=== Records shown ===
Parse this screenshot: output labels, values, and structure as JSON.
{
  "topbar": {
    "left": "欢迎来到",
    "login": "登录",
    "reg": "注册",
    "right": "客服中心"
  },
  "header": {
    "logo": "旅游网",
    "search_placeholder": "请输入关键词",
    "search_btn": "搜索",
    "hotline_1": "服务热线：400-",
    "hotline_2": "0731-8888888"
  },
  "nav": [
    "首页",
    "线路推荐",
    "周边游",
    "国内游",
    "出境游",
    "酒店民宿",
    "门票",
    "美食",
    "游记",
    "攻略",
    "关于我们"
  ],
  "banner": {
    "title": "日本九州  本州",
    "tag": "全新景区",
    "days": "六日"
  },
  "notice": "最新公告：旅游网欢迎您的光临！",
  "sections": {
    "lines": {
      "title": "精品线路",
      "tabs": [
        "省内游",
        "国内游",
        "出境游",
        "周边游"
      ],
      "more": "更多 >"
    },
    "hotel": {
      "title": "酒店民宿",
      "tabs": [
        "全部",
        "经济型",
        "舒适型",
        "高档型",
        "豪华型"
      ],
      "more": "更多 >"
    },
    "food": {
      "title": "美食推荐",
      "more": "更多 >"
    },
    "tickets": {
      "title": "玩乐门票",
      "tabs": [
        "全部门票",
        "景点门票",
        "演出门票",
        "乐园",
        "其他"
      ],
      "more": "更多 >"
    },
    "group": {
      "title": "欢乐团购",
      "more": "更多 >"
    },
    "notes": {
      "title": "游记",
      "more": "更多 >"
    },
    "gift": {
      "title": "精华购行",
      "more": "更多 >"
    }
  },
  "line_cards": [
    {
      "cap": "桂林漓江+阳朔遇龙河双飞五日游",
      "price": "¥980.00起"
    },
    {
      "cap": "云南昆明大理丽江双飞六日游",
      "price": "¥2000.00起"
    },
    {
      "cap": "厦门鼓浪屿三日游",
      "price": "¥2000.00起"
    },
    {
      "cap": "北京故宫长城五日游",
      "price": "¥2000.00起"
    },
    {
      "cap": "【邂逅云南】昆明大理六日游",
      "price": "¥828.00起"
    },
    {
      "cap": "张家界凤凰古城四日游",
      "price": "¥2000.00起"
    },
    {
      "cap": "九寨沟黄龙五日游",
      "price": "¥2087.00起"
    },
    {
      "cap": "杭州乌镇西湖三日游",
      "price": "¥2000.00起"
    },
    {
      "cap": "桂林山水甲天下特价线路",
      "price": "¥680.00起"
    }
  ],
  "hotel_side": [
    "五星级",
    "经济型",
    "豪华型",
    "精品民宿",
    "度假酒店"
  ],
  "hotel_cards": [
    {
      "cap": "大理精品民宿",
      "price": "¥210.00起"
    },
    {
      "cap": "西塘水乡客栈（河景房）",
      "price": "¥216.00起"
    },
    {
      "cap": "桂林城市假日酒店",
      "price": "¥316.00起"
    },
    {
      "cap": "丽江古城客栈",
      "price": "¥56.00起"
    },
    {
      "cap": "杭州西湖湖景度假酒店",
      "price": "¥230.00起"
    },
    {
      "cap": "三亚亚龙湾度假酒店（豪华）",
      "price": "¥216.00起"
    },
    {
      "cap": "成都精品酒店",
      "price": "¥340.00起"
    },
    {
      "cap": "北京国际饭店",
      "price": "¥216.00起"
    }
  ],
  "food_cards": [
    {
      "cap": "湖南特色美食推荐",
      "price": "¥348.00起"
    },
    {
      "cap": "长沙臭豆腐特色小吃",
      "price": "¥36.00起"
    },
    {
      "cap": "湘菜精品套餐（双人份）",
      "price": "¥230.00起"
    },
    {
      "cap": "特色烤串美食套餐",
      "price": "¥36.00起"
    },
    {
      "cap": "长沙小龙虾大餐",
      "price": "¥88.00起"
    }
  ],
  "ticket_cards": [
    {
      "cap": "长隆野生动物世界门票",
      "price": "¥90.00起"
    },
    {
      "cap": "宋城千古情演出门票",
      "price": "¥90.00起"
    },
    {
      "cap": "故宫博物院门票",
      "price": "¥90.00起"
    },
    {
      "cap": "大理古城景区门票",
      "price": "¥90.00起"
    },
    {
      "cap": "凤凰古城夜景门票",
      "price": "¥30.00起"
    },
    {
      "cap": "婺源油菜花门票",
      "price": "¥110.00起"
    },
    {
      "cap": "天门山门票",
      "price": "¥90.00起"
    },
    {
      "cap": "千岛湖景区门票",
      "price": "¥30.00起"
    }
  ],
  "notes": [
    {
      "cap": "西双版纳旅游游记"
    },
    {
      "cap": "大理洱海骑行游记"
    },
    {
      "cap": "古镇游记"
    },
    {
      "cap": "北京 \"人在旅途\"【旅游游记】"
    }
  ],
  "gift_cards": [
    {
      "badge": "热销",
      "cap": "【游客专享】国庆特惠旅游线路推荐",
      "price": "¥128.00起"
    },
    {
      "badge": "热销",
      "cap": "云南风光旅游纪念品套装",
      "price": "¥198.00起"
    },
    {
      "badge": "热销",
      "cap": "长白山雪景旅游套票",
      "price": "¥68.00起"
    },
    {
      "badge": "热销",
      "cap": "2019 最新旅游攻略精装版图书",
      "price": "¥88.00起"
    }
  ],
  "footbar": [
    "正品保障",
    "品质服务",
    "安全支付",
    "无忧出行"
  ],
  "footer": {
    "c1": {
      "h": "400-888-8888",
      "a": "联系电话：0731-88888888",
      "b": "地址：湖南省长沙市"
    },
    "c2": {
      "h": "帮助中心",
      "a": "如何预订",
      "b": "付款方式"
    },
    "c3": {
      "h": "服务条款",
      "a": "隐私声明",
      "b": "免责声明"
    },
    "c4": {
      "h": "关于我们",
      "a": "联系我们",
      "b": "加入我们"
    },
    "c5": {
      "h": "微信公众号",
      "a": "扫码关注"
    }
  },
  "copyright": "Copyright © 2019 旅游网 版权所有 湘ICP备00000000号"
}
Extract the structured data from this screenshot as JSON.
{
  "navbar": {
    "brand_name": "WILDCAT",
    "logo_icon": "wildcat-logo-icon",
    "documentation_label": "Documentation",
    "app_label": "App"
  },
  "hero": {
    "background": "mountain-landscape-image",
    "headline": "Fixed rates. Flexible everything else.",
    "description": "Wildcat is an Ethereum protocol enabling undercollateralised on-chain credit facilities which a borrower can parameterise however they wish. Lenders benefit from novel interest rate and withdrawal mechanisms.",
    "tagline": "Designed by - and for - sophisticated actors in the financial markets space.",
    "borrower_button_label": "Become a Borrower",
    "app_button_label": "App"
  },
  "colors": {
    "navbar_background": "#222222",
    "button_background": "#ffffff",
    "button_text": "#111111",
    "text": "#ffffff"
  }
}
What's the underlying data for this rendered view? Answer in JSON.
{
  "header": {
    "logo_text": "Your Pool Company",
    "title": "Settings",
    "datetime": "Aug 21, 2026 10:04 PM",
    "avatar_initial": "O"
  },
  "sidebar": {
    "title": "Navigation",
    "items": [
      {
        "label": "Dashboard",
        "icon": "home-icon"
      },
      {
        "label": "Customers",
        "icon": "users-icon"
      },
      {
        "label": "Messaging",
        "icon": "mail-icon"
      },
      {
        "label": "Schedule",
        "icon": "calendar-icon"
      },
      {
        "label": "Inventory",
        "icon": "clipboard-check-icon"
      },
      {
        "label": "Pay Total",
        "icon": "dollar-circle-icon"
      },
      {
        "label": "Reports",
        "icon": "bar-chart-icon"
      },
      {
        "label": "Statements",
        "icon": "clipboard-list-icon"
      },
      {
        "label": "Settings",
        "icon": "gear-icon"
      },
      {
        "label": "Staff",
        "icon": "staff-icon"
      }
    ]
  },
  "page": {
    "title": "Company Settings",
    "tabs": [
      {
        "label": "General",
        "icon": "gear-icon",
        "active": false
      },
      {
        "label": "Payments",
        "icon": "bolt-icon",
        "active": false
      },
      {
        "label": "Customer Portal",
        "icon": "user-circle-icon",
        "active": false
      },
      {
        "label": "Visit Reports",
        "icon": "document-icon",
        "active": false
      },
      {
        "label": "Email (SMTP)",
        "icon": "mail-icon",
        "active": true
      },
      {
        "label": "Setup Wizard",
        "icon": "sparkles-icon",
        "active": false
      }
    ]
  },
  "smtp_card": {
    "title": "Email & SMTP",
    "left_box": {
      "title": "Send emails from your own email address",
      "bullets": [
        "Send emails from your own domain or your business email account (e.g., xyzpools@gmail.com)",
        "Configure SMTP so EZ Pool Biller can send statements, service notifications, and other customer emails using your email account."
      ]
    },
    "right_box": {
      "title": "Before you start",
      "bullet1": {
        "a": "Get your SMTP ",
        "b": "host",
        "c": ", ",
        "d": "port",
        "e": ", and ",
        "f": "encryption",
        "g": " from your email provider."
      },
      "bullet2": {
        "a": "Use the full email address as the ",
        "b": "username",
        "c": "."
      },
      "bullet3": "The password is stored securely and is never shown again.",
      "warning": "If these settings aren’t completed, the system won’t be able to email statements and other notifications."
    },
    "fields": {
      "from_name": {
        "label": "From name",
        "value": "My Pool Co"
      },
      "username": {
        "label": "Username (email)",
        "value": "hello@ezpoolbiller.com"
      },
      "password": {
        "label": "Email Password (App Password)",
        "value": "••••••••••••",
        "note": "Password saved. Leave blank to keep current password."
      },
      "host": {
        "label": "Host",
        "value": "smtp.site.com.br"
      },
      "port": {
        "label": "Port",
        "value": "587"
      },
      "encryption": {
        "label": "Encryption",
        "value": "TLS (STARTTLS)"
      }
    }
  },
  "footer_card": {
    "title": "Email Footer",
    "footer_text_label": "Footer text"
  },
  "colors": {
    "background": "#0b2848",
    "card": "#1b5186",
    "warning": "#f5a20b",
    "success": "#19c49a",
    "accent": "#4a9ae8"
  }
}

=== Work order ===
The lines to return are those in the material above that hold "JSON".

=== Your response ===
Parse this screenshot: output labels, values, and structure as JSON.
Extract the structured data from this screenshot as JSON.
What's the underlying data for this rendered view? Answer in JSON.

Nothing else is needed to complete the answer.